## Exercise description
Only lines holding the word "accent" are wanted. Copy them from the listing below.

------------------------------------------------------------

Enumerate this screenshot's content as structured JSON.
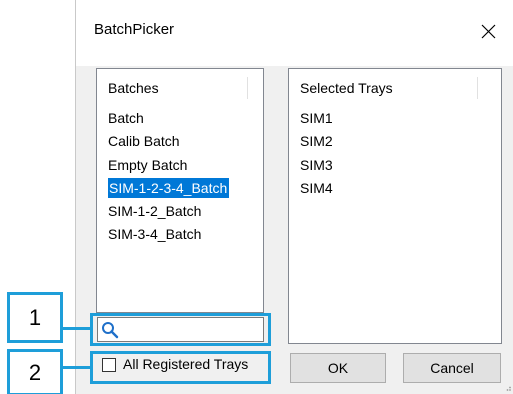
{
  "window": {
    "title": "BatchPicker"
  },
  "batches_list": {
    "header": "Batches",
    "items": [
      "Batch",
      "Calib Batch",
      "Empty Batch",
      "SIM-1-2-3-4_Batch",
      "SIM-1-2_Batch",
      "SIM-3-4_Batch"
    ],
    "selected": "SIM-1-2-3-4_Batch"
  },
  "trays_list": {
    "header": "Selected Trays",
    "items": [
      "SIM1",
      "SIM2",
      "SIM3",
      "SIM4"
    ]
  },
  "search": {
    "value": "",
    "icon": "search-icon"
  },
  "checkbox": {
    "label": "All Registered Trays",
    "checked": false
  },
  "buttons": {
    "ok": "OK",
    "cancel": "Cancel"
  },
  "callouts": [
    "1",
    "2"
  ],
  "colors": {
    "accent": "#1e9ed9",
    "selection": "#0078d7"
  }
}
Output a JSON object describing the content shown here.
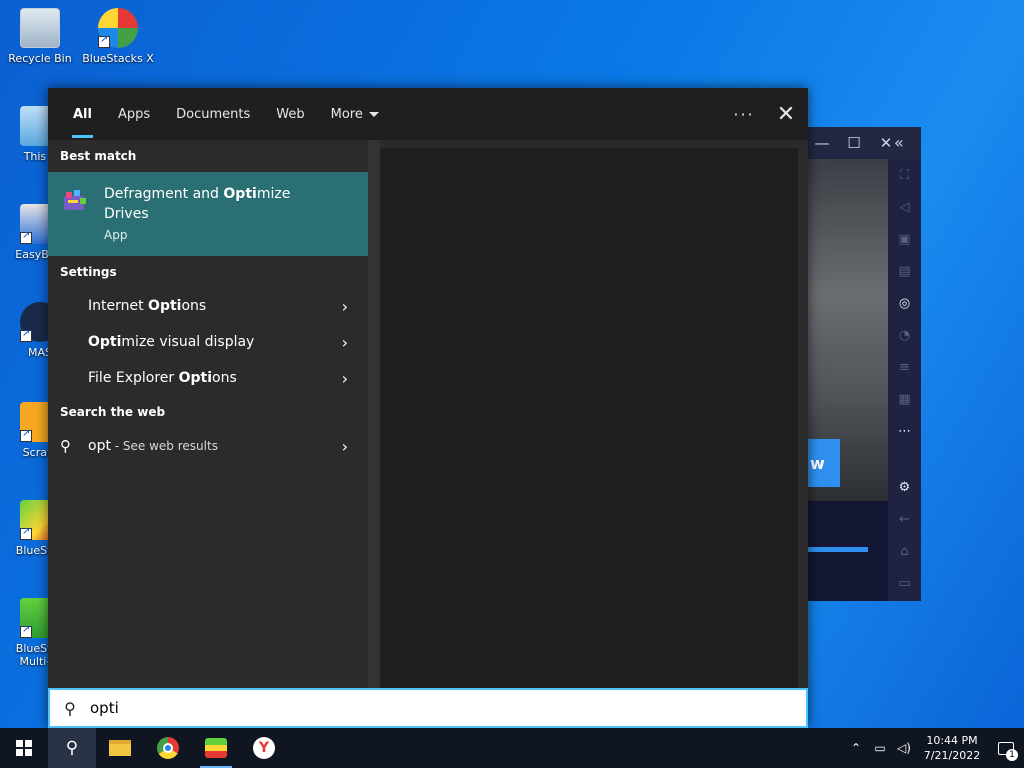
{
  "desktop": {
    "icons": [
      {
        "label": "Recycle Bin"
      },
      {
        "label": "BlueStacks X"
      },
      {
        "label": "This P"
      },
      {
        "label": "EasyBCD"
      },
      {
        "label": "MAS"
      },
      {
        "label": "Scratc"
      },
      {
        "label": "BlueStac"
      },
      {
        "label": "BlueStac\nMulti-In"
      }
    ]
  },
  "search": {
    "tabs": [
      "All",
      "Apps",
      "Documents",
      "Web",
      "More"
    ],
    "active_tab": "All",
    "more_dots": "···",
    "close": "✕",
    "best_match_heading": "Best match",
    "best_match": {
      "title_pre": "Defragment and ",
      "title_hl": "Opti",
      "title_post": "mize",
      "title_line2": "Drives",
      "subtitle": "App"
    },
    "settings_heading": "Settings",
    "settings": [
      {
        "pre": "Internet ",
        "hl": "Opti",
        "post": "ons"
      },
      {
        "pre": "",
        "hl": "Opti",
        "post": "mize visual display"
      },
      {
        "pre": "File Explorer ",
        "hl": "Opti",
        "post": "ons"
      }
    ],
    "web_heading": "Search the web",
    "web": {
      "query": "opt",
      "suffix": " - See web results"
    },
    "query_value": "opti"
  },
  "bluestacks": {
    "title_buttons": [
      "—",
      "☐",
      "✕",
      "«"
    ],
    "button_text": "w"
  },
  "taskbar": {
    "apps": [
      "start",
      "search",
      "file-explorer",
      "chrome",
      "bluestacks",
      "yandex"
    ],
    "clock_time": "10:44 PM",
    "clock_date": "7/21/2022",
    "notification_count": "1"
  },
  "colors": {
    "accent": "#4cc2ff",
    "best_match_bg": "#2a6f73",
    "desktop": "#0a78e6"
  }
}
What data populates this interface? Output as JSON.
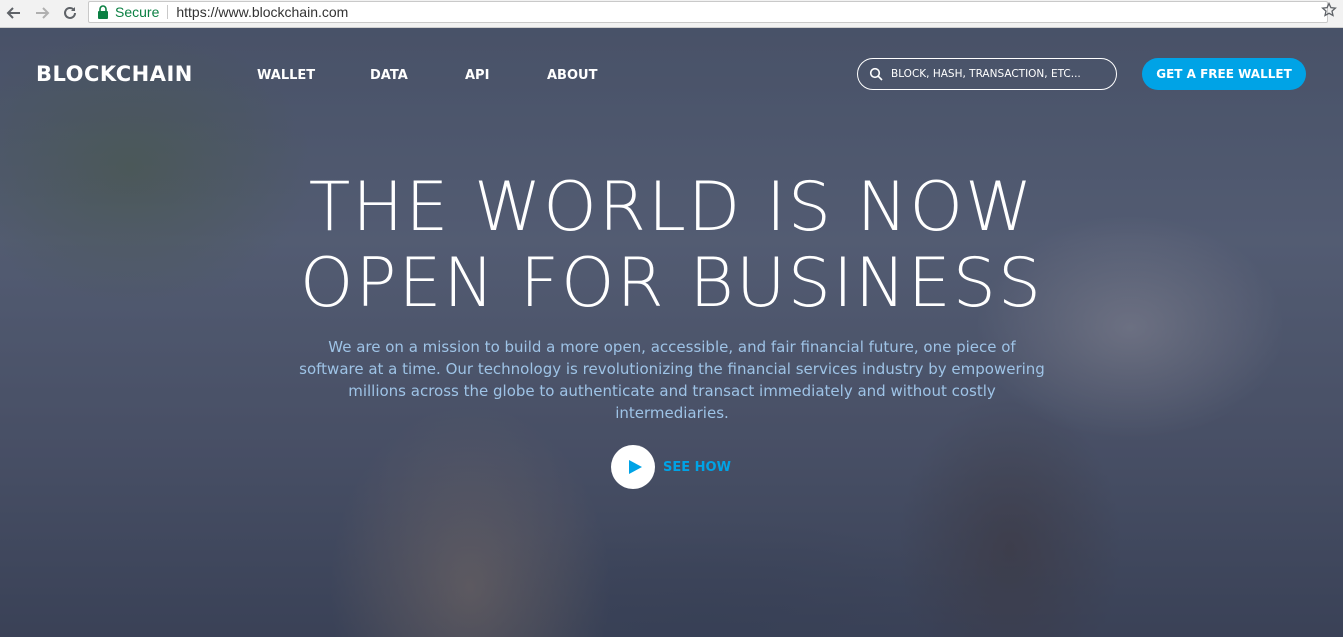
{
  "browser": {
    "secure_label": "Secure",
    "url": "https://www.blockchain.com"
  },
  "nav": {
    "logo": "BLOCKCHAIN",
    "items": [
      {
        "label": "WALLET"
      },
      {
        "label": "DATA"
      },
      {
        "label": "API"
      },
      {
        "label": "ABOUT"
      }
    ],
    "search_placeholder": "BLOCK, HASH, TRANSACTION, ETC...",
    "cta_label": "GET A FREE WALLET"
  },
  "hero": {
    "headline_line1": "THE WORLD IS NOW",
    "headline_line2": "OPEN FOR BUSINESS",
    "mission": "We are on a mission to build a more open, accessible, and fair financial future, one piece of software at a time. Our technology is revolutionizing the financial services industry by empowering millions across the globe to authenticate and transact immediately and without costly intermediaries.",
    "see_how_label": "SEE HOW"
  },
  "colors": {
    "accent": "#00a3e6",
    "mission_text": "#9ec3e6",
    "secure": "#0b8043"
  },
  "icons": [
    "back-arrow-icon",
    "forward-arrow-icon",
    "reload-icon",
    "lock-icon",
    "star-icon",
    "search-icon",
    "play-icon"
  ]
}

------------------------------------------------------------

## Solution to this exercise
    "accent": "#1e9ed9",
    "accent": "#4cc2ff",
    "accent": "#00a3e6",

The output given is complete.